▶ Dataset rows for apps and sites:
◇ ◇ ◇ ◇

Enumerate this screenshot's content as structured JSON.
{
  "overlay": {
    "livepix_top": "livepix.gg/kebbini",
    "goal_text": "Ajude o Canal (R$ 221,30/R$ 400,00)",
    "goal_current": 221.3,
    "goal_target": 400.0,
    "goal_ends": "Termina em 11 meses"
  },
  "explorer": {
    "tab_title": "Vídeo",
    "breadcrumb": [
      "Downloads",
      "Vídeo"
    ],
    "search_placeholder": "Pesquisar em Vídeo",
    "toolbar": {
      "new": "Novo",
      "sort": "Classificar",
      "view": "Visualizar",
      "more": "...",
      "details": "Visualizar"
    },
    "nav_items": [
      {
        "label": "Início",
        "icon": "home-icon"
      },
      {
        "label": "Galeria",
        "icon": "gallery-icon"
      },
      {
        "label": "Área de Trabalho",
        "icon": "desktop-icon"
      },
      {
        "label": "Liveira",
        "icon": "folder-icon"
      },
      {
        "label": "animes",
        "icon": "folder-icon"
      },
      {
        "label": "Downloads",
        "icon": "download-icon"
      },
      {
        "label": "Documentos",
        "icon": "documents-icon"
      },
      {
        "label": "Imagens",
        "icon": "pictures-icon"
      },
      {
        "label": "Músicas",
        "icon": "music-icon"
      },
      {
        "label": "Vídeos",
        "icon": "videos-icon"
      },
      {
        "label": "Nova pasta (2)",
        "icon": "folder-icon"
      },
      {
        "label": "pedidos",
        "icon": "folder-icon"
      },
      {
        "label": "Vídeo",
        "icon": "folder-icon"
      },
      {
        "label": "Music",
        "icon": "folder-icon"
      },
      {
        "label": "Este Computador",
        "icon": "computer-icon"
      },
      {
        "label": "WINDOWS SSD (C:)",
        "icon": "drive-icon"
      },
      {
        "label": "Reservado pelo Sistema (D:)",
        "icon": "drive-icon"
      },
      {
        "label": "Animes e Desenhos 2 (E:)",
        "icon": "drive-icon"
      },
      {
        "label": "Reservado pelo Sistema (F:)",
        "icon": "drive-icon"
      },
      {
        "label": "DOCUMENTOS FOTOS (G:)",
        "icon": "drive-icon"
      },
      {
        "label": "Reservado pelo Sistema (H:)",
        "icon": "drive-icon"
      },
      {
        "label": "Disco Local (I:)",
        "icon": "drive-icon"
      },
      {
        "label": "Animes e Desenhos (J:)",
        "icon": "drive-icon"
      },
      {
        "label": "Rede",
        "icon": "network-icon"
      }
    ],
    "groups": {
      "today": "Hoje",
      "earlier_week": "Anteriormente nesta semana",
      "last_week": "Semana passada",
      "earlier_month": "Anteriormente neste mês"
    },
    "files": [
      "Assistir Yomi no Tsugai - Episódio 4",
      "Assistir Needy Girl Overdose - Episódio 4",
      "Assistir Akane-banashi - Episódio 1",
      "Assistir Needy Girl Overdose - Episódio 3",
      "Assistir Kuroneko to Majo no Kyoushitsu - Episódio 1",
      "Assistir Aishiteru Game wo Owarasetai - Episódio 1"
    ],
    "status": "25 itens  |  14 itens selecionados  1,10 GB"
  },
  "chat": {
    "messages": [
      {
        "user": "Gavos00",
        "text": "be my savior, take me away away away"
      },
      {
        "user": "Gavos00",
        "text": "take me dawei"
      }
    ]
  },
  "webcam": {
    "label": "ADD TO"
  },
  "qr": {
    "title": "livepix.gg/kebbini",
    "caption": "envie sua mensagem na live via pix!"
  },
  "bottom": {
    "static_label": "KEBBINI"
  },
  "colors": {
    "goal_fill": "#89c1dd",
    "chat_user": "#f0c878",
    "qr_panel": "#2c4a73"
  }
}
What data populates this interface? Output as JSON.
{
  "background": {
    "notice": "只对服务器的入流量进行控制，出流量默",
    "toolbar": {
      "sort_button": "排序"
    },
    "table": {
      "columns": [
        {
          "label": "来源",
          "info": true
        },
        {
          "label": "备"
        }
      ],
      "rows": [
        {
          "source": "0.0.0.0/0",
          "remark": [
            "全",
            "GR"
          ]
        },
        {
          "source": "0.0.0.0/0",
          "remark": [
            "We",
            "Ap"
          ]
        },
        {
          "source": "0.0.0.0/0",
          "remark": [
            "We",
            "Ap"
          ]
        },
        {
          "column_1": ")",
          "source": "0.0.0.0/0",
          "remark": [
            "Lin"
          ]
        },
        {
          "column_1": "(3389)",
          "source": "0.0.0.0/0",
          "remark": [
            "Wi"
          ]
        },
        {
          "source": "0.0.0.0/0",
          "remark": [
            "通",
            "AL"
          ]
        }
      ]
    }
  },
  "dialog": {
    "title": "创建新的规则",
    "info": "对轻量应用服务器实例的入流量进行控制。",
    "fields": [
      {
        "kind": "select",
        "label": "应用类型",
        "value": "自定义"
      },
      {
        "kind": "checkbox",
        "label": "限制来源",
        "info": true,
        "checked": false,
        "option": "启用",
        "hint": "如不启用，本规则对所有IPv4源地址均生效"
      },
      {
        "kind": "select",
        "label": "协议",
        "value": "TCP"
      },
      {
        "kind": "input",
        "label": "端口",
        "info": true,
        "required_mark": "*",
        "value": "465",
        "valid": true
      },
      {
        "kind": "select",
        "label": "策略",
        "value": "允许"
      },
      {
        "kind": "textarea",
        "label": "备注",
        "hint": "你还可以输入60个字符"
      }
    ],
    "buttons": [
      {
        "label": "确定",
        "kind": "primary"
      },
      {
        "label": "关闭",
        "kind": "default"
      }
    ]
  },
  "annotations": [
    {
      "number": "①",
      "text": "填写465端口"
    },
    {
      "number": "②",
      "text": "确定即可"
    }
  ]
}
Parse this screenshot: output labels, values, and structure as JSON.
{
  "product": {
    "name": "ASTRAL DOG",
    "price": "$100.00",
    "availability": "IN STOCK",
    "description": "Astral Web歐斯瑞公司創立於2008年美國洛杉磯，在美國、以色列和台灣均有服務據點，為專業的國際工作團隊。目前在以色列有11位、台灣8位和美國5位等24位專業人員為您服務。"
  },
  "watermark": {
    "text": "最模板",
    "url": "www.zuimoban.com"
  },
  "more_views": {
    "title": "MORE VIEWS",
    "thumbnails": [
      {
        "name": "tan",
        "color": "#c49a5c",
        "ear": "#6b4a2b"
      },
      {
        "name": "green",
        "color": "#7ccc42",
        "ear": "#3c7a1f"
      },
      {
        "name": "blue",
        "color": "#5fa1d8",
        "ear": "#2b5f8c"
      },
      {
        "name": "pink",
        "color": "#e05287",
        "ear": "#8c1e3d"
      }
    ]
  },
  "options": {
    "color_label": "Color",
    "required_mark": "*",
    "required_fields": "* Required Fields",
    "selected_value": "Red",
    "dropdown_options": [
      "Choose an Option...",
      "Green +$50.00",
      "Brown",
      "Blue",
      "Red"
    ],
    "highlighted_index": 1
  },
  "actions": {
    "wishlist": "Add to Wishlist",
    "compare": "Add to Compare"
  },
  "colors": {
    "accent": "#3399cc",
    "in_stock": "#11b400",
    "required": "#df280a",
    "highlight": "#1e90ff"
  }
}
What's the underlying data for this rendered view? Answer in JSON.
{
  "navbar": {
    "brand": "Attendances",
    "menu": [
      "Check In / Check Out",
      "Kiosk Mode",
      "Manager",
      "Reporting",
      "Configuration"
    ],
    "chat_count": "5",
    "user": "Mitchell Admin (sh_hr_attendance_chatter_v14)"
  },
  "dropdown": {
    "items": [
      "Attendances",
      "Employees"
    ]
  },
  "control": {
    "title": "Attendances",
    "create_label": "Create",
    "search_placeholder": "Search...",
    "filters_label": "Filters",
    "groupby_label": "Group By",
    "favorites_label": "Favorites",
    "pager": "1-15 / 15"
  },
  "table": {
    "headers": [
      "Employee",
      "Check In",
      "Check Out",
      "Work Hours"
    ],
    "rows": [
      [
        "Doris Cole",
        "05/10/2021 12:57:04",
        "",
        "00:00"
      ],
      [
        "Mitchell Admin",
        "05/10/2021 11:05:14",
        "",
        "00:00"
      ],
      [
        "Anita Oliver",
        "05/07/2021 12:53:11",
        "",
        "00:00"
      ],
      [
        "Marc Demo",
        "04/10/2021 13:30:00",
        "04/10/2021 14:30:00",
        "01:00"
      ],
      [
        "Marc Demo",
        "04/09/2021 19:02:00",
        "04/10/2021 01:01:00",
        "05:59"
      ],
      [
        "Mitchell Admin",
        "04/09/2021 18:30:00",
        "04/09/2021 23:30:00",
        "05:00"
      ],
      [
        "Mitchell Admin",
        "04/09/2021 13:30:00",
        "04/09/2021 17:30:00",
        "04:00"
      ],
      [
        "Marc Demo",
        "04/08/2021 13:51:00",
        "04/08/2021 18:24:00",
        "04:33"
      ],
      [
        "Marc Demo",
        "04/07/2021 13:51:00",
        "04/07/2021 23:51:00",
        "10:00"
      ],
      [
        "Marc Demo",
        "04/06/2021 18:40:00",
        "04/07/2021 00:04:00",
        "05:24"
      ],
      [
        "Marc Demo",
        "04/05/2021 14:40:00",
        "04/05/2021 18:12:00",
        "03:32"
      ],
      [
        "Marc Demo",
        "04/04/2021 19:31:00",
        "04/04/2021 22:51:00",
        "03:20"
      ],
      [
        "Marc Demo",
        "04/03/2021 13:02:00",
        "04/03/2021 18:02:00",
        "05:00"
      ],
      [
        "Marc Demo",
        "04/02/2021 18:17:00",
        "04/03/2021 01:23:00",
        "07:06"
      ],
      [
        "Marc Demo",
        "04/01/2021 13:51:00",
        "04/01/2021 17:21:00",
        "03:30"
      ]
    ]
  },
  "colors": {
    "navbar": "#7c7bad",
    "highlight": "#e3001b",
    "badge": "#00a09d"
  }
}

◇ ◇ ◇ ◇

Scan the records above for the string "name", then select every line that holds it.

    "name": "ASTRAL DOG",
        "name": "tan",
        "name": "green",
        "name": "blue",
        "name": "pink",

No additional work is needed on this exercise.